Notes from the Field: "Art-Talk"

I walk into William's room and see that he has the watercolors I gave him last week, leaning against his fridge, packaging intact. I ask him several times if he wants to try something today with me. He says no, but I'm able to keep the conversation going by talking about famous painters and museums. He tells me he enjoys realistic painting but considers himself an abstract painter and likes De Kooning, Natkin, and Hopper. He shows me images of his own paintings on his phone.

We talk about what it's like to be an artist and how to keep working at it while having another career. "Is it worth it?" Like so many other people I've worked with in the hospital, William says he's now more committed to painting, then before. "You just don't know how much time you have, right?" He asks me about my process and I tell him that the first step is to establish a space to devote to art-making ONLY because once you're there, you have no excuse NOT to make art."  William nods his head emphatically and says, "You are so right!"  As we speak, I casually open the watercolor set that I had left with him and place it on the tray in front of him. "OK, OK, you got me!" 

When faced with a reluctant patient, simply having a discussion about art can engage a patient and eventually lead them to having a creative experience.  As an artist-in-residence, I've coined this process "art-talk"…the gateway to art-making.

Memory Loss Visualized...

A beautiful, very short film by Alan Berliner about the memory decline in Alzheimer's Disease called "56 Ways of Saying I Don't Remember" that's featured on the NY Times website:

Notes from the Field: Blind Contour Drawings

Amanda has such a sensitive view of the world around her. This becomes clear after speaking with her for just a few minutes. I show her a paper ornament, and she says she doesn't think she could learn how to make it. I try again, admiring the beautiful arrangement of fresh sunflowers on her bedside table. She points out that one appears to be smiling. I say, “You have an artistic flair for sure!” She doesn't believe me.

I make a quick sketch of the sunflowers while she watches. I tell her about blind contour drawings – a method of drawing the contour of a subject without looking at the paper – and make one myself. Amanda looks intrigued by this and asks me what could be gained from not looking at what you're drawing. Only one way to find out!

I set her up and volunteer to hold a piece of paper over what she is drawing so she can't look at it.  Then, I instruct her to glue her eyeballs to the flower, find a spot and follow the edge with her eye.  With every move her eye makes, move the marker too.  "Think of it as an extension of your eye – like you are tracing it." She cries out, "I’m so lost!"  I tell her is doesn't matter…just keep going. She says, "OK, so ANYTHING goes!" When she's done, we take a look at her drawing and she's rather impressed. She even put in the smiley face in the center of one of the flowers and can't believe the mouth and eyes are all in the right place.
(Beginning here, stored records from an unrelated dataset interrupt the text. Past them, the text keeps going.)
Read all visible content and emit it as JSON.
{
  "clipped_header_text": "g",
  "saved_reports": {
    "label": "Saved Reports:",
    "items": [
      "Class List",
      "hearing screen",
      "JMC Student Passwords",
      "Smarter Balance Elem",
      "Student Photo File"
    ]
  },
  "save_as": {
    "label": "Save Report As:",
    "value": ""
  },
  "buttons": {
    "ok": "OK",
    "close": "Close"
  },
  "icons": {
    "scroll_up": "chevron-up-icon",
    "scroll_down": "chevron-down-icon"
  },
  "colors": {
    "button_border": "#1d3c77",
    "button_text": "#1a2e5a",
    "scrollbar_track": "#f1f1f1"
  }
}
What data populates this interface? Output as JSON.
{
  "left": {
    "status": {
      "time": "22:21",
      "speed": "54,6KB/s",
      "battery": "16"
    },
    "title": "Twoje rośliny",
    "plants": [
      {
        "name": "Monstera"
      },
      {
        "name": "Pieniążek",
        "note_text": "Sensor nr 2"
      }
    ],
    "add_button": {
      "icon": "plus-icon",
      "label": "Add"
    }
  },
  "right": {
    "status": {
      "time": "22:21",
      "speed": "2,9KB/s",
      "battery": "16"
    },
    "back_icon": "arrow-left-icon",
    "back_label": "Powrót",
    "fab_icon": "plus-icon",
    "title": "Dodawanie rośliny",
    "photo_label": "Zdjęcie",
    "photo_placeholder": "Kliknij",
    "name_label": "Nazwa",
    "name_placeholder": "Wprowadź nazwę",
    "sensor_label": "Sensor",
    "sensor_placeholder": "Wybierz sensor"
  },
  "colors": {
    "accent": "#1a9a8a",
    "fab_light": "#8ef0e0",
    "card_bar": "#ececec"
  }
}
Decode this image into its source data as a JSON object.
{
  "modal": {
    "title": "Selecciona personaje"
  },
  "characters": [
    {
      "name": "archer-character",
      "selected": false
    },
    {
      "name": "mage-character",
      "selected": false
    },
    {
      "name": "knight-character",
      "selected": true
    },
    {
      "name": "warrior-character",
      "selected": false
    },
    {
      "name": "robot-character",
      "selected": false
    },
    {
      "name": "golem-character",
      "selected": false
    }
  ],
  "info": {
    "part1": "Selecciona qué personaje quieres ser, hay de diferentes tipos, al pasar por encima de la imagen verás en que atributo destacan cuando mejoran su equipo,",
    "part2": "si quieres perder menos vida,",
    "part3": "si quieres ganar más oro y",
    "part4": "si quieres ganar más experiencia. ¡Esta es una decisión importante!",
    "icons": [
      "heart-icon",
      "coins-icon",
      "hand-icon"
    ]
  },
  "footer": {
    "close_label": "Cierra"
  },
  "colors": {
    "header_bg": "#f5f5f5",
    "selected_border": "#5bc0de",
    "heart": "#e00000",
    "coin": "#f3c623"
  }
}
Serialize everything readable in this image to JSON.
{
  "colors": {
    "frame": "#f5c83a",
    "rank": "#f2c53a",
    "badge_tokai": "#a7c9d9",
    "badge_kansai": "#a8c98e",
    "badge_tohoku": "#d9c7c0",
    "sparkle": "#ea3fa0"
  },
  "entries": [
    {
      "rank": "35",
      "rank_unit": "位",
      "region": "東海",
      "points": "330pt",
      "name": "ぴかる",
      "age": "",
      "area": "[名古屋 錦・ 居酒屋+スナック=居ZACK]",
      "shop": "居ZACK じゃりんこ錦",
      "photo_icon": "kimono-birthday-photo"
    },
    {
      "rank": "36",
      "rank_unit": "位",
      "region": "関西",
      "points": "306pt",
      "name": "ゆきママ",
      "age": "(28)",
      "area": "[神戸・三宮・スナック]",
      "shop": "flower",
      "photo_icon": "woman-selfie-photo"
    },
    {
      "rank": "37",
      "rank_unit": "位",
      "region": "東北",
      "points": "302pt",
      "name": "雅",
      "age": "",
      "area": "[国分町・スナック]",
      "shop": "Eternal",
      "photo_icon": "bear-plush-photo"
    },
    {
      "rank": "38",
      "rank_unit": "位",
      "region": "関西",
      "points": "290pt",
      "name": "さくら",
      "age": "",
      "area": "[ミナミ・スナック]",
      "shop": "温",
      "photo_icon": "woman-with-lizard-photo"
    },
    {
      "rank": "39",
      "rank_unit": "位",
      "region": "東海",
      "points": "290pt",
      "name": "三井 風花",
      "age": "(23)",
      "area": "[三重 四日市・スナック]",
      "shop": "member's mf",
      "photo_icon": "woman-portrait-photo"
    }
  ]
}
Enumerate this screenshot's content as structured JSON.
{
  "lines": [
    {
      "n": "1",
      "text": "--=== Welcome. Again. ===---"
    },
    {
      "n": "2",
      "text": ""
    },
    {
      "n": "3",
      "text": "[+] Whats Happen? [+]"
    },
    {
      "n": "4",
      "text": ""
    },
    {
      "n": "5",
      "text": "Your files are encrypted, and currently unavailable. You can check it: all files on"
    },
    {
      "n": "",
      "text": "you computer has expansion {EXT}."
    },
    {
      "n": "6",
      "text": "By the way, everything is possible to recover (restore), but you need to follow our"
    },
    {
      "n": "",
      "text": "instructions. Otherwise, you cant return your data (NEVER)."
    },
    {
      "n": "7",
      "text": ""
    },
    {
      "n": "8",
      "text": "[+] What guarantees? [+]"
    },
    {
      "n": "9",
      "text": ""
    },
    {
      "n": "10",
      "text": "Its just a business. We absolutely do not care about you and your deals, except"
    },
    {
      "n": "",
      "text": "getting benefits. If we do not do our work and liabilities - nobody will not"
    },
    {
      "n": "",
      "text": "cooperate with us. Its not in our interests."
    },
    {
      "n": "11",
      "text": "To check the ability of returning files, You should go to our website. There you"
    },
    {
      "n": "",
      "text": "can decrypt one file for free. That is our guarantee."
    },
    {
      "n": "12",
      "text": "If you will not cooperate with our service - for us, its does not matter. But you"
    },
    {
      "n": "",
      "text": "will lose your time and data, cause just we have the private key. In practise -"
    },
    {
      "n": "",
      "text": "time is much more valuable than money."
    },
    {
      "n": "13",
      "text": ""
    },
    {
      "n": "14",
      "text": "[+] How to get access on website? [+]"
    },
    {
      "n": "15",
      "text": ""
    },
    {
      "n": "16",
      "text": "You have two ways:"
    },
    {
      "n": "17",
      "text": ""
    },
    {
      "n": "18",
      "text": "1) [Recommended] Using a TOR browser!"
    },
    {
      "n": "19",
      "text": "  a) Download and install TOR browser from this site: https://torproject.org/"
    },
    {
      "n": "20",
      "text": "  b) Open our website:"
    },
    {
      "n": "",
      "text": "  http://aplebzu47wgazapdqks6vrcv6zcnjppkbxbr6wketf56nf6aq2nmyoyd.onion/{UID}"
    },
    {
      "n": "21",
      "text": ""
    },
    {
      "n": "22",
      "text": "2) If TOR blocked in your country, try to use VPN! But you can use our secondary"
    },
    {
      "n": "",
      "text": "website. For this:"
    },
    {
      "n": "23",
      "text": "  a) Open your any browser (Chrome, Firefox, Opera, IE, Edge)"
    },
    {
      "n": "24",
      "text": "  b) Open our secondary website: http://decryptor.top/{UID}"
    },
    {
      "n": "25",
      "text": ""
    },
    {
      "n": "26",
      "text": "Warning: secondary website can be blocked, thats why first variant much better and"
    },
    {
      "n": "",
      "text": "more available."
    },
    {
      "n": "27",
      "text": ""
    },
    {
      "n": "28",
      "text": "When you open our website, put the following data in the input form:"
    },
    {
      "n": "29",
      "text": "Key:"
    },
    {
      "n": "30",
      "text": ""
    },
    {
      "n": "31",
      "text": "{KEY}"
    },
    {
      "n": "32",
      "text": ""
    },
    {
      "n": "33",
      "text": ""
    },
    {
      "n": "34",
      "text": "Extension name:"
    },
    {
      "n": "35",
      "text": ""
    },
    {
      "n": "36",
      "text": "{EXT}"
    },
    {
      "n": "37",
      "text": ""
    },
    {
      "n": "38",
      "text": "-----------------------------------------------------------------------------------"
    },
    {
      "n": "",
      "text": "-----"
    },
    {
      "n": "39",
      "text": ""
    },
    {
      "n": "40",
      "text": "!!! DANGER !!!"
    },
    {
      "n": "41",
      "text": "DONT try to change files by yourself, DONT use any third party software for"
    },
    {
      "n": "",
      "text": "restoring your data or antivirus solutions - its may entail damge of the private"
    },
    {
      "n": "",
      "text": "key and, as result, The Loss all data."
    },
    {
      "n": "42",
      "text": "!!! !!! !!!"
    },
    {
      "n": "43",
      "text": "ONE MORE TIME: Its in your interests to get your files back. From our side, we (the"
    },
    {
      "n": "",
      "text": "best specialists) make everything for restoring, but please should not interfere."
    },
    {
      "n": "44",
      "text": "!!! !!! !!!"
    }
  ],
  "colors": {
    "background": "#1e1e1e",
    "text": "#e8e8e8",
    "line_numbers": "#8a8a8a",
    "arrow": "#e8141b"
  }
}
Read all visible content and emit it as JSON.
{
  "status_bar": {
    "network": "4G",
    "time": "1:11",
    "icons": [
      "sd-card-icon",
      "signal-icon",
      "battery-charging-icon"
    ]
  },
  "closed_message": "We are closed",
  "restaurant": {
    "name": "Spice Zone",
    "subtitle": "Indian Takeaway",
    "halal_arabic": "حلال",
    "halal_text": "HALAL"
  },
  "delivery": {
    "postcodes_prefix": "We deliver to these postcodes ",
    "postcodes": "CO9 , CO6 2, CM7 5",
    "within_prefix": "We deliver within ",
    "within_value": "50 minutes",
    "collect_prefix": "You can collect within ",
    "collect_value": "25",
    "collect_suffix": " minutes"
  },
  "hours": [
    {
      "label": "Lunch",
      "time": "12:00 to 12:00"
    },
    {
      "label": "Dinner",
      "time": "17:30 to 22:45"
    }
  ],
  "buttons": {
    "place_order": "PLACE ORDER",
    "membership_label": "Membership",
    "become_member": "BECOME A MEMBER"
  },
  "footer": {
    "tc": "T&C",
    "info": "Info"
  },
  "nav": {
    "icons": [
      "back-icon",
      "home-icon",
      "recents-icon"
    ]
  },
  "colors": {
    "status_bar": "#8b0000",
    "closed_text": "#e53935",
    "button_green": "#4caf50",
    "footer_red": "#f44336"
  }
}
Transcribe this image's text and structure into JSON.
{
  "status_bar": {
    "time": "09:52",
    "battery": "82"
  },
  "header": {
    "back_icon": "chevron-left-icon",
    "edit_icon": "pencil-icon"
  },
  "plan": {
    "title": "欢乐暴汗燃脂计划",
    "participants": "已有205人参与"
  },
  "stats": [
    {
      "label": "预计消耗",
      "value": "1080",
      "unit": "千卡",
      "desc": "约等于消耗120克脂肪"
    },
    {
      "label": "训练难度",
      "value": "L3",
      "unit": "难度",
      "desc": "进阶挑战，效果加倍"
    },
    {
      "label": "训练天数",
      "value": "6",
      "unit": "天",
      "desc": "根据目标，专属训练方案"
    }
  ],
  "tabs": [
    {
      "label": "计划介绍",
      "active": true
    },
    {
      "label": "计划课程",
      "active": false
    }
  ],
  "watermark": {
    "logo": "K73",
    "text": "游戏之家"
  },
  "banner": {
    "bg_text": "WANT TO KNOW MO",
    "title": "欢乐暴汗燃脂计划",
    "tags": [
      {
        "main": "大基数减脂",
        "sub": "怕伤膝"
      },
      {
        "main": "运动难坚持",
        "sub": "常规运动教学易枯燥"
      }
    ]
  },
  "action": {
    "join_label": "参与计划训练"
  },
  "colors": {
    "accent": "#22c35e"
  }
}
SEE?!!!

Famous Artwork in Pieces (ex. Edward Hopper)

This project is great for working with patients in infusion. It's collaborative, stirs up conversation about art, and always has a unique outcome.

Original image
Canvas paper
Surface you glue onto

1. Take the original image and grid the entire image.
2. Sketch a simplified version of the original on canvas paper.
3. Mix colors as needed.
4. There are many variations of this project. For this particular image, calligraphic black lines are added to unify the painting. (Having two reproductions going at the same time gives the patients who are painting, the opportunity to engaged in two different pieces of art.)
5. Cut the 2 reproductions and interchange squares so each adjacent tile is slightly or greatly different.

You can be as creative as you want with this project. Sometimes painting or drawing a particular figure can be intimidating for patients. One way to alleviate this concern is to turn the square upside down so the image is unrecognizable. Patients respond well to this because it is abstract. Once you show them the painting, they are proud of what they created.

Notes from the Field: Pebbles of Inspiration

My patient, Marsha, is making gifts. She began weeks ago, creating gifts for her family. She notices the glass pebbles in my cart. Today she says she will be making gifts for the staff. I show her how we can make one word messages on each pebble. She decides she wants the words to be inspirational and characteristic of key traits in hospital staff: passion, caring, peace, etc.

Marsha's goal is to make enough to distribute them to each staff member, both day and night shift. She explains how she wants the staff to choose the pebble from a bag to keep on their desk or refrigerator as a reminder that "when times are tough, one can lose their way." Marsha tells me she's been in the hospital for many weeks, and though she knows it will be tiring, today she declares she will walk throughout the floor to have the entire staff choose pebbles.
The nurse manager picks the word PEACE; a doctor who is treating Marsha picks the word CARING. This was a touching moment because the doctor let his guard down and hugged Marsha as a result of her making something for him.

Later the same day, I returned to the unit. The staff were truly touched by the energy Marsha has for participating in this art piece and in personally delivering her art to them. Pebbles for thought.